- Financial Incentives: For the installation of grid-tied solar systems, many regions provide financial incentives, such as tax credits or rebates, making the initial investment more manageable.
- Net Metering: Systems that are connected to the grid frequently permit net metering, in which extra electricity produced during sunny spells is fed back into the grid and you receive credits on your electricity bill.
- Environmental Benefits: Solar energy is clean and renewable, reducing your carbon footprint and contributing to a more sustainable energy future.
- Grid Reliability: Grid-connected systems offer a steady supply of electricity. When your solar panels aren’t producing enough energy, you can pull power from the grid to maintain a constant supply of electricity.
- Increased Property Value: The value of your property can rise thanks to solar installations, increasing its appeal to buyers.
- Easy Maintenance: Grid-tied systems require little upkeep. To keep them functioning effectively, routine checks and cleaning are usually sufficient.
- Initial Cost: Although this cost has been declining in recent years, purchasing and installing solar panels and inverters can be quite expensive upfront.
- Intermittent Power Generation: Grid-tied systems rely on sunlight to function, so on cloudy days they produce less electricity and none at night. This necessitates utilizing the grid at these times.
- Grid Dependency: Most grid-tied systems automatically shut down in power outages to prevent electricity from being fed back into the grid, which could endanger utility workers. You won’t have backup power as a result.
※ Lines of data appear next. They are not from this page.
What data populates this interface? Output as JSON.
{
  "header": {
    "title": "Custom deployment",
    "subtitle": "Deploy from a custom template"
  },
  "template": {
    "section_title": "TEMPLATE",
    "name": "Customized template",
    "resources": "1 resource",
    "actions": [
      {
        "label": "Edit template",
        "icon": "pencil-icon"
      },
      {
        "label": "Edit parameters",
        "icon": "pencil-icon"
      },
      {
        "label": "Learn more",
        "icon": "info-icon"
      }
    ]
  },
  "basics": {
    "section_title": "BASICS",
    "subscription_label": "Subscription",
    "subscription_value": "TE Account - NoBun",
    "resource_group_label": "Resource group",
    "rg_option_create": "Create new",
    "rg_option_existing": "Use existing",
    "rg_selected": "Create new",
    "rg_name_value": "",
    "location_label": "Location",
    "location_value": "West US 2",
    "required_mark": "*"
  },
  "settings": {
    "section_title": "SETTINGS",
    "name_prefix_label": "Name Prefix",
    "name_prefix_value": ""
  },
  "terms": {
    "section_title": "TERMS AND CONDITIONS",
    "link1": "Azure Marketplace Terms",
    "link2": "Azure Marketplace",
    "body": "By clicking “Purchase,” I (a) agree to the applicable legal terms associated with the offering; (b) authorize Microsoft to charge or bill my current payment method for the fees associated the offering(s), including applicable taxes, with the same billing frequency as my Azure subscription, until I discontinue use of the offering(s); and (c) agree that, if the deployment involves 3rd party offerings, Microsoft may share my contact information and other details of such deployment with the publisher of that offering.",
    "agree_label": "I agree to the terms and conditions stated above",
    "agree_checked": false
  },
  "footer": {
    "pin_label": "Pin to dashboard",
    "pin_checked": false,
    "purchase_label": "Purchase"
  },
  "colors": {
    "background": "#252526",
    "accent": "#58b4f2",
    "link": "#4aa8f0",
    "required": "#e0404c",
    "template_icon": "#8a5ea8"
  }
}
- Regulatory and Utility Policies: Regulations and utility policies that affect grid-tied systems’ incentives, net metering rates, and installation specifications, which change depending on the location, can have an impact on these factors.
- System Degradation: Solar panels may deteriorate and lose efficiency over time, producing less energy. Modern panels, however, are made to last a very long time.
- Space Requirements: Installing solar panels requires space, which may not be an option for every home, particularly in urban areas with limited roof space.
Before investing in a grid-tied system, it’s essential to assess your specific circumstances and consider both the advantages and disadvantages to make an informed decision.
In conclusion, a grid-tied solar system offers a potent combination of cost-savings and environmental advantages. Homeowners and businesses can lower their electricity costs, receive credit for excess energy, and help create a more sustainable future by utilizing solar energy while remaining connected to the grid.
But to achieve maximum effectiveness, one must be committed to energy-conscious practices, plan carefully, use high-quality parts, and maintain equipment regularly. Grid-tied solar systems are a viable option for both the environment and your wallet if you go about it the right way.